[Stored data entries]
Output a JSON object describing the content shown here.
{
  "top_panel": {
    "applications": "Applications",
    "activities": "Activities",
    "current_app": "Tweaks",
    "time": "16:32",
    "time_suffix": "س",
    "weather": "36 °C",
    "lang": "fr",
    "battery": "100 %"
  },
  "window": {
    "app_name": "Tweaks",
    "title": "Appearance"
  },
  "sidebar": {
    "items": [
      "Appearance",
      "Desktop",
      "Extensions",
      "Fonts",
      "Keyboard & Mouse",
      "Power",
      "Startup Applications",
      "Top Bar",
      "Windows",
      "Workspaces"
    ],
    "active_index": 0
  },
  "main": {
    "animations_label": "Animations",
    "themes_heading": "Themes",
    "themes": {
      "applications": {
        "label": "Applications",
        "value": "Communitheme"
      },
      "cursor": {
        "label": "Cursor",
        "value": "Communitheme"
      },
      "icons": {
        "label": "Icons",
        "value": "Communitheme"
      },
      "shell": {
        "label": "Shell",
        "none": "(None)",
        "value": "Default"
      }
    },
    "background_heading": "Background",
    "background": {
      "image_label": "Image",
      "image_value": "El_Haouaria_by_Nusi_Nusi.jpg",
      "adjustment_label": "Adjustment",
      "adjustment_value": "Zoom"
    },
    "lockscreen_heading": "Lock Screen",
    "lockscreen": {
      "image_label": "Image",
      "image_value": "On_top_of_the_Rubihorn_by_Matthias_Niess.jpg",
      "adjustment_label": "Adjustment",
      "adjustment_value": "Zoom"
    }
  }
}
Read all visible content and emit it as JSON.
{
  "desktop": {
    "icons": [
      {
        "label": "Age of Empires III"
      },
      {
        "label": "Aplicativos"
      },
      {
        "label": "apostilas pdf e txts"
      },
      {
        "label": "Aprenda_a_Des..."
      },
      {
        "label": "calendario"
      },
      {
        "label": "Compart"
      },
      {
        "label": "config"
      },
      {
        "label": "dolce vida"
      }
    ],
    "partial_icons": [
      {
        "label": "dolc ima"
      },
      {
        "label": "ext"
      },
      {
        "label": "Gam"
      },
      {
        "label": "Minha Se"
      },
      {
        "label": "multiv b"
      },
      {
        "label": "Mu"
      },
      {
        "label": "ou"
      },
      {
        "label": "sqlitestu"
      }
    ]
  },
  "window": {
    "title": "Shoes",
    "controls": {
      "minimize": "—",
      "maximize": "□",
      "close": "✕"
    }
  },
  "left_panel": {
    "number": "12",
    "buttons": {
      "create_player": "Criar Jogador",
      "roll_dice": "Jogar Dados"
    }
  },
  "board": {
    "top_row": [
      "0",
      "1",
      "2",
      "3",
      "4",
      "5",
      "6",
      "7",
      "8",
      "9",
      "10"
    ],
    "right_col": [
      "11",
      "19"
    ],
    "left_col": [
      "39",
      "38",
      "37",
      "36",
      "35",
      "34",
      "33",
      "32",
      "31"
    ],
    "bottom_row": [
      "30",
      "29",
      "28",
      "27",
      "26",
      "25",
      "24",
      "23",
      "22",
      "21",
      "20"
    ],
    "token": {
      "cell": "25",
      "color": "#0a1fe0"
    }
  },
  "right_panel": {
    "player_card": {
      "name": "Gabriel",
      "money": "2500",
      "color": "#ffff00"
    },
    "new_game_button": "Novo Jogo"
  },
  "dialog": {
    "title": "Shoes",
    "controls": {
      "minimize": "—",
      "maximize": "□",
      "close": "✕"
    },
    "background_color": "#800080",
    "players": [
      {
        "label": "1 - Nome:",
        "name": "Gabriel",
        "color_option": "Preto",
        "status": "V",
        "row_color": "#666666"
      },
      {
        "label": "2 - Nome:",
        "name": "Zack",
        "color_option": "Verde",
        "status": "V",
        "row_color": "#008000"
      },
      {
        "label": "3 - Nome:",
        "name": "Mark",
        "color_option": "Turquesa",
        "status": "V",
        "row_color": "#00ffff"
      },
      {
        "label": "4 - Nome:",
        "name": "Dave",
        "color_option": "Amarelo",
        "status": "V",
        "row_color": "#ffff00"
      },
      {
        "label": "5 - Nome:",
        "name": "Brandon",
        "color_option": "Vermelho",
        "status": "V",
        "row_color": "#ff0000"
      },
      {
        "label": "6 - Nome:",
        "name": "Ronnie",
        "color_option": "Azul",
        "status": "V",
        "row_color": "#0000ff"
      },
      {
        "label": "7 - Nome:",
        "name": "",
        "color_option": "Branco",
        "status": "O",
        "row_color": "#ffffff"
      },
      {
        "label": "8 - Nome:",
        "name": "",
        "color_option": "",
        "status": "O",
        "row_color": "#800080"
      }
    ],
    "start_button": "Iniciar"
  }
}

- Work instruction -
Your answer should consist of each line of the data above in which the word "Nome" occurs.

- Completed task -
        "label": "1 - Nome:",
        "label": "2 - Nome:",
        "label": "3 - Nome:",
        "label": "4 - Nome:",
        "label": "5 - Nome:",
        "label": "6 - Nome:",
        "label": "7 - Nome:",
        "label": "8 - Nome:",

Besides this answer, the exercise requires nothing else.